> _PROBLEM DETAILS_:
Please give the data again in full, exactly as provided.

> _DATASET RECORDS_:
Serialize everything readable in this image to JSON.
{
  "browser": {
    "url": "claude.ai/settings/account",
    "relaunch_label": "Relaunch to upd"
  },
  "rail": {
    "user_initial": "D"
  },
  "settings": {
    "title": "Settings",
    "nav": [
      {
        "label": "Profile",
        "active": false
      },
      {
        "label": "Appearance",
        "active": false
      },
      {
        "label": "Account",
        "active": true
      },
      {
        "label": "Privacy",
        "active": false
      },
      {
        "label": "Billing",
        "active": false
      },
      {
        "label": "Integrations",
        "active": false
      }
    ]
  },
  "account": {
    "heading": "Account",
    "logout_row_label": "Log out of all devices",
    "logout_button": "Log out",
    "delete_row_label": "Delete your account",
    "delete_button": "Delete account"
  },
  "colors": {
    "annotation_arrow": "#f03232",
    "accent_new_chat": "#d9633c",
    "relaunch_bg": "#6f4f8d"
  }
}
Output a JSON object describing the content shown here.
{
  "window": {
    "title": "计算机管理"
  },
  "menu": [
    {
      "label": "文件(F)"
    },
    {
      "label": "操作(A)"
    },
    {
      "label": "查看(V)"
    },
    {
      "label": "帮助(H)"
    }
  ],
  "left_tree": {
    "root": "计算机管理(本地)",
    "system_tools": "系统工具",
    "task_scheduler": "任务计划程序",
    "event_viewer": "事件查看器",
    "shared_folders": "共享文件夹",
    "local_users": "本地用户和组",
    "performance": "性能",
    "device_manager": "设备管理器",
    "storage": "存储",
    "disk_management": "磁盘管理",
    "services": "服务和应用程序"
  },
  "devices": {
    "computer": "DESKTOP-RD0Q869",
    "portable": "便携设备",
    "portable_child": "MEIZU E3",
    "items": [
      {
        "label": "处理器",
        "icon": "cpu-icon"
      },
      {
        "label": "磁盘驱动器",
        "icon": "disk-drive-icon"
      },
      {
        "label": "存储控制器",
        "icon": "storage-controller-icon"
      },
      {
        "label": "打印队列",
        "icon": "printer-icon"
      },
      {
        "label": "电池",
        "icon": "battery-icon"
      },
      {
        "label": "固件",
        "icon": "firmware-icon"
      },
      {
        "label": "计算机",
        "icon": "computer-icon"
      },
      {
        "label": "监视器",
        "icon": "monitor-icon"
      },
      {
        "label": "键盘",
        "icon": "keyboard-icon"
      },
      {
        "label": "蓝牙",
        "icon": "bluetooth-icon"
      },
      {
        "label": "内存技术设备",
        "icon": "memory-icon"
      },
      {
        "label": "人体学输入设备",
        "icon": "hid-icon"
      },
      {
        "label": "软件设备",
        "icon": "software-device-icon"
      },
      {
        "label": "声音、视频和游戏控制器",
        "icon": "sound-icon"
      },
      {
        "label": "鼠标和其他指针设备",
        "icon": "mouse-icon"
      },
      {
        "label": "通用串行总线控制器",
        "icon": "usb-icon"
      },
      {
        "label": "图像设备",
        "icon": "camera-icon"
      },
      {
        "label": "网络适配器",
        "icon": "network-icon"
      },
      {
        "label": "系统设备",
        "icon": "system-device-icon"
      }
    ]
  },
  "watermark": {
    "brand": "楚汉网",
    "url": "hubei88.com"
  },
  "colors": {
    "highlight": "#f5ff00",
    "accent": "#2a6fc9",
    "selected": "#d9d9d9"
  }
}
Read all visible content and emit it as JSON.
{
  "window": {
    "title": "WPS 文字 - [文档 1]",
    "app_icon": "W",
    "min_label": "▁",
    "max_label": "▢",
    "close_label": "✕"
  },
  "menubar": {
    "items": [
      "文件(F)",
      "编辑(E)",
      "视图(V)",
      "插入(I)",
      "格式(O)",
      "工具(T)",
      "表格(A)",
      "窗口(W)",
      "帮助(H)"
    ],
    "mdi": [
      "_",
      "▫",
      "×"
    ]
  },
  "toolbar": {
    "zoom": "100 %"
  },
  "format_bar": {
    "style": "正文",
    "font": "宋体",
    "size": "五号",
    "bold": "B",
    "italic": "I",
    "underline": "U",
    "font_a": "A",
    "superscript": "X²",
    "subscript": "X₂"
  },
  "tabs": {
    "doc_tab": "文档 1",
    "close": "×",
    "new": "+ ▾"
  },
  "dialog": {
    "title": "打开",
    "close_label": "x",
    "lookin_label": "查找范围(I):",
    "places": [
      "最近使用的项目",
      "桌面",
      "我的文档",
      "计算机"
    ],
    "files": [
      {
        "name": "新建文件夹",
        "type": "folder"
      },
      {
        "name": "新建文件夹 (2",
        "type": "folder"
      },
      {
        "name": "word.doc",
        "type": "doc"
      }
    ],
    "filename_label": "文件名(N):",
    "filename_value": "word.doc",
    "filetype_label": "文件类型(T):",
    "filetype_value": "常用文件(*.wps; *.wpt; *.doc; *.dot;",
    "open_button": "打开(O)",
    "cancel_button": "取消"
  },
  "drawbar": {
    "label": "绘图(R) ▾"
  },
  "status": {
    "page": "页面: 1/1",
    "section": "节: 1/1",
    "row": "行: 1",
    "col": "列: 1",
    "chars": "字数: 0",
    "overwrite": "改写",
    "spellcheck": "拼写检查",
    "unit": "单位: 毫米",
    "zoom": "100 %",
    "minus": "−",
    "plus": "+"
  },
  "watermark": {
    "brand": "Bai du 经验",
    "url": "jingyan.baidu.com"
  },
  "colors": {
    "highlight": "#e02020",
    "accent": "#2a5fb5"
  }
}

> _WRITTEN RESPONSE_:
Serialize everything readable in this image to JSON.
{
  "browser": {
    "url": "claude.ai/settings/account",
    "relaunch_label": "Relaunch to upd"
  },
  "rail": {
    "user_initial": "D"
  },
  "settings": {
    "title": "Settings",
    "nav": [
      {
        "label": "Profile",
        "active": false
      },
      {
        "label": "Appearance",
        "active": false
      },
      {
        "label": "Account",
        "active": true
      },
      {
        "label": "Privacy",
        "active": false
      },
      {
        "label": "Billing",
        "active": false
      },
      {
        "label": "Integrations",
        "active": false
      }
    ]
  },
  "account": {
    "heading": "Account",
    "logout_row_label": "Log out of all devices",
    "logout_button": "Log out",
    "delete_row_label": "Delete your account",
    "delete_button": "Delete account"
  },
  "colors": {
    "annotation_arrow": "#f03232",
    "accent_new_chat": "#d9633c",
    "relaunch_bg": "#6f4f8d"
  }
}
Output a JSON object describing the content shown here.
{
  "window": {
    "title": "计算机管理"
  },
  "menu": [
    {
      "label": "文件(F)"
    },
    {
      "label": "操作(A)"
    },
    {
      "label": "查看(V)"
    },
    {
      "label": "帮助(H)"
    }
  ],
  "left_tree": {
    "root": "计算机管理(本地)",
    "system_tools": "系统工具",
    "task_scheduler": "任务计划程序",
    "event_viewer": "事件查看器",
    "shared_folders": "共享文件夹",
    "local_users": "本地用户和组",
    "performance": "性能",
    "device_manager": "设备管理器",
    "storage": "存储",
    "disk_management": "磁盘管理",
    "services": "服务和应用程序"
  },
  "devices": {
    "computer": "DESKTOP-RD0Q869",
    "portable": "便携设备",
    "portable_child": "MEIZU E3",
    "items": [
      {
        "label": "处理器",
        "icon": "cpu-icon"
      },
      {
        "label": "磁盘驱动器",
        "icon": "disk-drive-icon"
      },
      {
        "label": "存储控制器",
        "icon": "storage-controller-icon"
      },
      {
        "label": "打印队列",
        "icon": "printer-icon"
      },
      {
        "label": "电池",
        "icon": "battery-icon"
      },
      {
        "label": "固件",
        "icon": "firmware-icon"
      },
      {
        "label": "计算机",
        "icon": "computer-icon"
      },
      {
        "label": "监视器",
        "icon": "monitor-icon"
      },
      {
        "label": "键盘",
        "icon": "keyboard-icon"
      },
      {
        "label": "蓝牙",
        "icon": "bluetooth-icon"
      },
      {
        "label": "内存技术设备",
        "icon": "memory-icon"
      },
      {
        "label": "人体学输入设备",
        "icon": "hid-icon"
      },
      {
        "label": "软件设备",
        "icon": "software-device-icon"
      },
      {
        "label": "声音、视频和游戏控制器",
        "icon": "sound-icon"
      },
      {
        "label": "鼠标和其他指针设备",
        "icon": "mouse-icon"
      },
      {
        "label": "通用串行总线控制器",
        "icon": "usb-icon"
      },
      {
        "label": "图像设备",
        "icon": "camera-icon"
      },
      {
        "label": "网络适配器",
        "icon": "network-icon"
      },
      {
        "label": "系统设备",
        "icon": "system-device-icon"
      }
    ]
  },
  "watermark": {
    "brand": "楚汉网",
    "url": "hubei88.com"
  },
  "colors": {
    "highlight": "#f5ff00",
    "accent": "#2a6fc9",
    "selected": "#d9d9d9"
  }
}
Read all visible content and emit it as JSON.
{
  "window": {
    "title": "WPS 文字 - [文档 1]",
    "app_icon": "W",
    "min_label": "▁",
    "max_label": "▢",
    "close_label": "✕"
  },
  "menubar": {
    "items": [
      "文件(F)",
      "编辑(E)",
      "视图(V)",
      "插入(I)",
      "格式(O)",
      "工具(T)",
      "表格(A)",
      "窗口(W)",
      "帮助(H)"
    ],
    "mdi": [
      "_",
      "▫",
      "×"
    ]
  },
  "toolbar": {
    "zoom": "100 %"
  },
  "format_bar": {
    "style": "正文",
    "font": "宋体",
    "size": "五号",
    "bold": "B",
    "italic": "I",
    "underline": "U",
    "font_a": "A",
    "superscript": "X²",
    "subscript": "X₂"
  },
  "tabs": {
    "doc_tab": "文档 1",
    "close": "×",
    "new": "+ ▾"
  },
  "dialog": {
    "title": "打开",
    "close_label": "x",
    "lookin_label": "查找范围(I):",
    "places": [
      "最近使用的项目",
      "桌面",
      "我的文档",
      "计算机"
    ],
    "files": [
      {
        "name": "新建文件夹",
        "type": "folder"
      },
      {
        "name": "新建文件夹 (2",
        "type": "folder"
      },
      {
        "name": "word.doc",
        "type": "doc"
      }
    ],
    "filename_label": "文件名(N):",
    "filename_value": "word.doc",
    "filetype_label": "文件类型(T):",
    "filetype_value": "常用文件(*.wps; *.wpt; *.doc; *.dot;",
    "open_button": "打开(O)",
    "cancel_button": "取消"
  },
  "drawbar": {
    "label": "绘图(R) ▾"
  },
  "status": {
    "page": "页面: 1/1",
    "section": "节: 1/1",
    "row": "行: 1",
    "col": "列: 1",
    "chars": "字数: 0",
    "overwrite": "改写",
    "spellcheck": "拼写检查",
    "unit": "单位: 毫米",
    "zoom": "100 %",
    "minus": "−",
    "plus": "+"
  },
  "watermark": {
    "brand": "Bai du 经验",
    "url": "jingyan.baidu.com"
  },
  "colors": {
    "highlight": "#e02020",
    "accent": "#2a5fb5"
  }
}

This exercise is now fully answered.